“In nature, proteins solve basically all of life’s problems, from capturing energy from sunlight to making molecules. David Baker, one of the scientists behind the paper and director of the Institute for Protein Design at the University of Washington, says everything in biology happens from proteins.
“They evolve in evolution to solve problems that organisms face in evolution. But we face new problems today, like covid. If we can design proteins that are as good at solving new problems as proteins that evolved in the evolutionary process of solving old problems, it would be really powerful.”
Proteins consist of hundreds of thousands of amino acids linked together into long chains, which then fold into a three-dimensional shape. AlphaFold helps researchers predict the outcome structure, providing insight into how they will behave.

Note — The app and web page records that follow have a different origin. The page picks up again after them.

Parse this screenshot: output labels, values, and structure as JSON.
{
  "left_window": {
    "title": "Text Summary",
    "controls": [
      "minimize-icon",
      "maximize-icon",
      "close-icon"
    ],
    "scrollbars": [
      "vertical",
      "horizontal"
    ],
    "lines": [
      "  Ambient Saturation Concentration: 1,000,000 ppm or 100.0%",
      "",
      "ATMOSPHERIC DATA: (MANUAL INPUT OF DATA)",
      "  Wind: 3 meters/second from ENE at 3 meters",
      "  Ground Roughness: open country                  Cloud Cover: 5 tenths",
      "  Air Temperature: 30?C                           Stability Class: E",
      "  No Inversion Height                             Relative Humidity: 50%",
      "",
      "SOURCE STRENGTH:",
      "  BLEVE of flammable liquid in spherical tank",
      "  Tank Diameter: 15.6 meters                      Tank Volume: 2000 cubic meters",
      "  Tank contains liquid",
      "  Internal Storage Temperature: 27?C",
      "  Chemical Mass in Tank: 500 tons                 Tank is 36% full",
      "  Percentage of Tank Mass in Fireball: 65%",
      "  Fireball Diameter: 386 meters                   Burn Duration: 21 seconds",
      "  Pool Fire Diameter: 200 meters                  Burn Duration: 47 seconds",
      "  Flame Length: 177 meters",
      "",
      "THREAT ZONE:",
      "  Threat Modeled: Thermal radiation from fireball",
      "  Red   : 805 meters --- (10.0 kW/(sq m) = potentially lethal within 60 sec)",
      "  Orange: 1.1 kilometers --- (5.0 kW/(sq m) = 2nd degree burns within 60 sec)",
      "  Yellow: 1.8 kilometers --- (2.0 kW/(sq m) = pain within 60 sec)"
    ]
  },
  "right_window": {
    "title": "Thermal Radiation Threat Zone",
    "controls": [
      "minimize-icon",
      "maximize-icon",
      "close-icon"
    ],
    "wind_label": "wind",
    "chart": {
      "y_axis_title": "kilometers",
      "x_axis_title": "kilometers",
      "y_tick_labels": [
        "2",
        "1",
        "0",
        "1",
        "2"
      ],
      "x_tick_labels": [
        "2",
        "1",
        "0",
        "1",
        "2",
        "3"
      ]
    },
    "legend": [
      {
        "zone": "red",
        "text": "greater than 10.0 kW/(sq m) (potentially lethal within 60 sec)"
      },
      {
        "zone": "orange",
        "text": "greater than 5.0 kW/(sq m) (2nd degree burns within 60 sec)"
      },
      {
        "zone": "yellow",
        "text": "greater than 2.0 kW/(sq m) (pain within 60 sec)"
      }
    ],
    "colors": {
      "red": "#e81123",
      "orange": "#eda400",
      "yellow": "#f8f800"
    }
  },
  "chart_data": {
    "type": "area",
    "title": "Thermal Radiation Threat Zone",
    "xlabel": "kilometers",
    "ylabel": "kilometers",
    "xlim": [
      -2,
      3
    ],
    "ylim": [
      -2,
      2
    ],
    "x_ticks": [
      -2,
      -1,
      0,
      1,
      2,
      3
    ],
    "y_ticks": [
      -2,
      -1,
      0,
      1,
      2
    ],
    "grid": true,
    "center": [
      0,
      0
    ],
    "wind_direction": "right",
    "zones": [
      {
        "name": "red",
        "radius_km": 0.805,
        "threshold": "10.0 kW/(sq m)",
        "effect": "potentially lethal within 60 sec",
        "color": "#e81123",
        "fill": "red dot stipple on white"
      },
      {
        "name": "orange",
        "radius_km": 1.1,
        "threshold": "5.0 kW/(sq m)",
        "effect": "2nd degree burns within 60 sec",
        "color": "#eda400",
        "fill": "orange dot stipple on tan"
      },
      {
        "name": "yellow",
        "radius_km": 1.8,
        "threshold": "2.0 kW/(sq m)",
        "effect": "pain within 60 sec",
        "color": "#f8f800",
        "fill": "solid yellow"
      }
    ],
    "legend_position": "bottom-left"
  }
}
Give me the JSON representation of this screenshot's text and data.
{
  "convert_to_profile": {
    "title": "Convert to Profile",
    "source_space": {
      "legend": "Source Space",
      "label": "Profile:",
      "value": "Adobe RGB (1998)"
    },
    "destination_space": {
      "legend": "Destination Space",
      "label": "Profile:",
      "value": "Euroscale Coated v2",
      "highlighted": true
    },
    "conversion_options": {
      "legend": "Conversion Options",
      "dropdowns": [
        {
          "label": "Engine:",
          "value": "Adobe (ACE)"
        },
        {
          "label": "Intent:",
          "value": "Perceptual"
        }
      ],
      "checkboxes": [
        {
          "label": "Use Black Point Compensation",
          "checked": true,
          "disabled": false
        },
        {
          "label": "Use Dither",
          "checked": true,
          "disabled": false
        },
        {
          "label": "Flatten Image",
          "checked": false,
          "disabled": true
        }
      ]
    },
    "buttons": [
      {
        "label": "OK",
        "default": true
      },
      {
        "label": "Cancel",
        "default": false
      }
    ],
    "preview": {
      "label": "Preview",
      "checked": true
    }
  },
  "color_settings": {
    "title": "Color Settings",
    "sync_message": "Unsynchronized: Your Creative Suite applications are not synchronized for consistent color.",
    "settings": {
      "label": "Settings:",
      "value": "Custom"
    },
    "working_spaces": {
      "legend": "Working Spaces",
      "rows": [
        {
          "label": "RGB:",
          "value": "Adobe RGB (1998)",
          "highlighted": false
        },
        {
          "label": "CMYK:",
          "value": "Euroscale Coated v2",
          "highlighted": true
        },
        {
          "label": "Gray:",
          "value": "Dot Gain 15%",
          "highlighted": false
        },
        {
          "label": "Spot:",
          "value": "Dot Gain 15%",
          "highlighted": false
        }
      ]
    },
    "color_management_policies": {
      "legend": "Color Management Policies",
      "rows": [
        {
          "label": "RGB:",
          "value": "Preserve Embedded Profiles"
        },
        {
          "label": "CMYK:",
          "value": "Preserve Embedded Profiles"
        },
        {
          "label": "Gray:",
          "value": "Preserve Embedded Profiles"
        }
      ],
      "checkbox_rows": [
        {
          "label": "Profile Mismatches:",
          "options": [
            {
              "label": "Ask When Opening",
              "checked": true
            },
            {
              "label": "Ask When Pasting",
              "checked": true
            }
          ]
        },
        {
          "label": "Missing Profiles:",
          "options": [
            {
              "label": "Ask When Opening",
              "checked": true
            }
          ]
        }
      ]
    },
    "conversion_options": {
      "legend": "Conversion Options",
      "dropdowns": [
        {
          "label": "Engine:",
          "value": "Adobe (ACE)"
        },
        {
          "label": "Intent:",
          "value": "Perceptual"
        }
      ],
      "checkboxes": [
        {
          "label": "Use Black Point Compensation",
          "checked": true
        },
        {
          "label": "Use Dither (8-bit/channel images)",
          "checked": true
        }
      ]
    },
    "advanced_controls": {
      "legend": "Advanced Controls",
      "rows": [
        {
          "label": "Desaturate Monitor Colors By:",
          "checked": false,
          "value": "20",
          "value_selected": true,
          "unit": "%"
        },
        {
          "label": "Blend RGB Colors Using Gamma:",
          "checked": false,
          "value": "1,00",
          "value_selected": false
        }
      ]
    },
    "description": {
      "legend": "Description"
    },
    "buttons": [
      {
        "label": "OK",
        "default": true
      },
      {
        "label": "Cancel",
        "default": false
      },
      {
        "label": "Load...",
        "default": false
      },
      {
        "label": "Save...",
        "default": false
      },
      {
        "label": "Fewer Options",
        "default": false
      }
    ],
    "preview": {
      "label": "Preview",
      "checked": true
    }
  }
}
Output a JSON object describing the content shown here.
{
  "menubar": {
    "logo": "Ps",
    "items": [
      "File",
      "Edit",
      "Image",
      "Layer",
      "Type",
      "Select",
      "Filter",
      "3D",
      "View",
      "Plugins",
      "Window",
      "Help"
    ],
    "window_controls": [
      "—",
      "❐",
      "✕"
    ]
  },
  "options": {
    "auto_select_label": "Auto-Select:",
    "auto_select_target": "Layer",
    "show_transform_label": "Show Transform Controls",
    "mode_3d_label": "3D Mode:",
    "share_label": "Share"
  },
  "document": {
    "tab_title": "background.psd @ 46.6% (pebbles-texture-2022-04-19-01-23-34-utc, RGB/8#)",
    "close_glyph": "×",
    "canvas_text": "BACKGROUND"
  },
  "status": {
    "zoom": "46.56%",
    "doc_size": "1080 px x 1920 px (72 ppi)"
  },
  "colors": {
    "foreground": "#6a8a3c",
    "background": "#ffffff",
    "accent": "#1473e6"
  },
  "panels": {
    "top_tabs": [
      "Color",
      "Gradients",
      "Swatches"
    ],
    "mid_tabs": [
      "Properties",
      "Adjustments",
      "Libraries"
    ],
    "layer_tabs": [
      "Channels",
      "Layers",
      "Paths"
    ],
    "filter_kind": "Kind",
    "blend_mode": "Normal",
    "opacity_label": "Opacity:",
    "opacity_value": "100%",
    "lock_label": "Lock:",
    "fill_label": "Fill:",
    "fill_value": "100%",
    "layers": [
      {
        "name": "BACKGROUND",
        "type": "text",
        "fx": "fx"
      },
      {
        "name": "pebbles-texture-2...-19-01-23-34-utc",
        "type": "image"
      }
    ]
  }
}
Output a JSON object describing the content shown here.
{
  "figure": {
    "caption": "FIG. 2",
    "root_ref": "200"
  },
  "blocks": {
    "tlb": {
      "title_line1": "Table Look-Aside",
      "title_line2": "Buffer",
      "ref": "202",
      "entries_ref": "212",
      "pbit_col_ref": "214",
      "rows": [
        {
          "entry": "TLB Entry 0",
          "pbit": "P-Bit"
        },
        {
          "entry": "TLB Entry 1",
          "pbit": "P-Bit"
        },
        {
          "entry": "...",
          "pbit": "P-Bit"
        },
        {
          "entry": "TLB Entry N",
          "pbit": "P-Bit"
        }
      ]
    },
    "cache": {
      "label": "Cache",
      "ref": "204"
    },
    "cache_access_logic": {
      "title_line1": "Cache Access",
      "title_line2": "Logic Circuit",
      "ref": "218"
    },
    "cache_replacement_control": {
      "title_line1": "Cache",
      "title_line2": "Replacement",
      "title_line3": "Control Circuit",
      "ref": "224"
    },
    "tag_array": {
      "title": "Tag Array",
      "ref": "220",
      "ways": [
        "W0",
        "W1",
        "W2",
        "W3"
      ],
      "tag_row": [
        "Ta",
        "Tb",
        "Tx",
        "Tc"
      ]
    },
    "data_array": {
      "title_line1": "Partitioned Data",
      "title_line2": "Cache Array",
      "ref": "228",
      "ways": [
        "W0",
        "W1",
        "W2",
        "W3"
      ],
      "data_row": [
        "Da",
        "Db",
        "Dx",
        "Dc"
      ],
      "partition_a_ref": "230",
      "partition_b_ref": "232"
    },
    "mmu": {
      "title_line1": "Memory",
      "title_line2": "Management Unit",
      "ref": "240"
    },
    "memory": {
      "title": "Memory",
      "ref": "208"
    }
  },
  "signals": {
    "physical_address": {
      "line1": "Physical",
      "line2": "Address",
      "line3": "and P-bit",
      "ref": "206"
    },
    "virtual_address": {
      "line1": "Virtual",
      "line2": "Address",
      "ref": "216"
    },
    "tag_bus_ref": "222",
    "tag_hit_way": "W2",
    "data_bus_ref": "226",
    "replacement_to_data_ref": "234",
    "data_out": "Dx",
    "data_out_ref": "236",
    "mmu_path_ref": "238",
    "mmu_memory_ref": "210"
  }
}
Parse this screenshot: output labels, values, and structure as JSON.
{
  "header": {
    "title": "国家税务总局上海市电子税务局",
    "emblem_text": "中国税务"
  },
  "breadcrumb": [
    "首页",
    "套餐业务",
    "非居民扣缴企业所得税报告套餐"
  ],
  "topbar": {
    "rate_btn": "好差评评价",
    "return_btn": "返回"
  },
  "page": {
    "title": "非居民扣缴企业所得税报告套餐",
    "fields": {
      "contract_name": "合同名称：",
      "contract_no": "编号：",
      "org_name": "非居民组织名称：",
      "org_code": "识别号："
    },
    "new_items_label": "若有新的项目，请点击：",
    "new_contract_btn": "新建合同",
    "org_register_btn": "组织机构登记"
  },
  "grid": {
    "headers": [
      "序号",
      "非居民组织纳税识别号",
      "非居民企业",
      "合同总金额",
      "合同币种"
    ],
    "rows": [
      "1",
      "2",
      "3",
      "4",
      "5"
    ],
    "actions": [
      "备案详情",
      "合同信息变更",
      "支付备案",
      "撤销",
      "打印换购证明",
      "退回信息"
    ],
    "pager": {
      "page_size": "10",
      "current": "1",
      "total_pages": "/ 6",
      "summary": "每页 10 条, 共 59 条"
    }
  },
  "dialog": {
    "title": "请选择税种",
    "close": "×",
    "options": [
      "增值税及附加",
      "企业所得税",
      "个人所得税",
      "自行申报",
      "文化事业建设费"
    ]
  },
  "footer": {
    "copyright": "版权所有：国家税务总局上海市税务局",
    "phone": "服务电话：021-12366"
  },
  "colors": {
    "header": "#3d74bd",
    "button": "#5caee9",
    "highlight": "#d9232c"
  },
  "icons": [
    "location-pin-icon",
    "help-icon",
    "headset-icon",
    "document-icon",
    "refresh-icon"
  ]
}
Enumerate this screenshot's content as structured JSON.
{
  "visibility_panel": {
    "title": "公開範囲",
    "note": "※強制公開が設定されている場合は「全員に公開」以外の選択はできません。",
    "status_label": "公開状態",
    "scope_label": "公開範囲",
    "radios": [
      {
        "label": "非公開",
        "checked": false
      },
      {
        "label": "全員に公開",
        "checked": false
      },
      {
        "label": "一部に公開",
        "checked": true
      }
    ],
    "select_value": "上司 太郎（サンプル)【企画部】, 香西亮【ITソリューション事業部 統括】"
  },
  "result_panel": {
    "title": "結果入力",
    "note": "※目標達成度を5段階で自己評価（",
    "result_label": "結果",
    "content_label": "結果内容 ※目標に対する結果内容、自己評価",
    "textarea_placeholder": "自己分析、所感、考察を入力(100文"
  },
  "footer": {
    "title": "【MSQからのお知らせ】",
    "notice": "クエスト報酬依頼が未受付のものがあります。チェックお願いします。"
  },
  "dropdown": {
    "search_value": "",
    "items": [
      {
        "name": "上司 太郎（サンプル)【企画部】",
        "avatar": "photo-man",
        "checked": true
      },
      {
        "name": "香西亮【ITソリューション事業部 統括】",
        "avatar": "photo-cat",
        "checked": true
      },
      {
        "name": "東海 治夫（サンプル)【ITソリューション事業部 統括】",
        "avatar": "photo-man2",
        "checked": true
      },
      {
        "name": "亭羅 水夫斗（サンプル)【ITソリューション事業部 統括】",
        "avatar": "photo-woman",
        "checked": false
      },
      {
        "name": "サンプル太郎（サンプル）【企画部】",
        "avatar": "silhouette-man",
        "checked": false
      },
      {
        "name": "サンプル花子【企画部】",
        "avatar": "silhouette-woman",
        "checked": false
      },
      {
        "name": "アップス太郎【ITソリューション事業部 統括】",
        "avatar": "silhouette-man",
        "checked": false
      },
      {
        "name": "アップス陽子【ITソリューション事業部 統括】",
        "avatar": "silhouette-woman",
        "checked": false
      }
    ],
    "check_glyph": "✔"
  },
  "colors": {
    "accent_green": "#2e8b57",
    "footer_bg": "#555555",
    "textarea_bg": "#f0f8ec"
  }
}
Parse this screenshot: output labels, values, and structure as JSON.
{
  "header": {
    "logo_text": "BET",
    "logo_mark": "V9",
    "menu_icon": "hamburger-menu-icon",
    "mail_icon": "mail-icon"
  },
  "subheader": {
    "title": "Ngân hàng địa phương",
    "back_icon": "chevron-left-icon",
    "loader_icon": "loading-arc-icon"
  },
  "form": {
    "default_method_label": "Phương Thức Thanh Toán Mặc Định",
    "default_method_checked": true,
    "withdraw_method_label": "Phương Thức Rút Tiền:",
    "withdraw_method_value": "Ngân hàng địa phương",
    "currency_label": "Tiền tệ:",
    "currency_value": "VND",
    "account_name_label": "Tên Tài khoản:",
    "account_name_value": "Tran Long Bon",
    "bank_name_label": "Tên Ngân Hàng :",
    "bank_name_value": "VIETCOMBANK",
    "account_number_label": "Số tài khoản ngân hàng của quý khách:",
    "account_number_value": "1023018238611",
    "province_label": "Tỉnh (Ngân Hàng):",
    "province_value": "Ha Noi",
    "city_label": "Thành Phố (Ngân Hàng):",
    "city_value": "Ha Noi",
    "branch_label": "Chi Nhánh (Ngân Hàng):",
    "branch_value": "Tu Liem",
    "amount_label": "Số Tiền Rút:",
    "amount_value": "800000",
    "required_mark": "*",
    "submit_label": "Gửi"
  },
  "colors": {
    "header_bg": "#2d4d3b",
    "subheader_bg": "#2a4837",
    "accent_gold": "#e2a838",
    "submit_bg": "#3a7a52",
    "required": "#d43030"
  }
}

ProteinMPNN will help researchers solve the inverse problem. If they had the correct protein structure in mind, it would help them figure out the amino acid sequence that folds into that shape. The system uses a neural network trained on a large number of amino acid sequence examples, which fold into a three-dimensional structure.
But the researchers also need to tackle another problem. To design proteins that solve real-world problems, such as a new enzyme that digests plastic, they must first figure out which protein’s backbone will have that function.
To do that, researchers in Baker’s lab use two machine learning approaches, detailed in a article In the journal Science last July, the team called it “limited illusions” and “in painting.”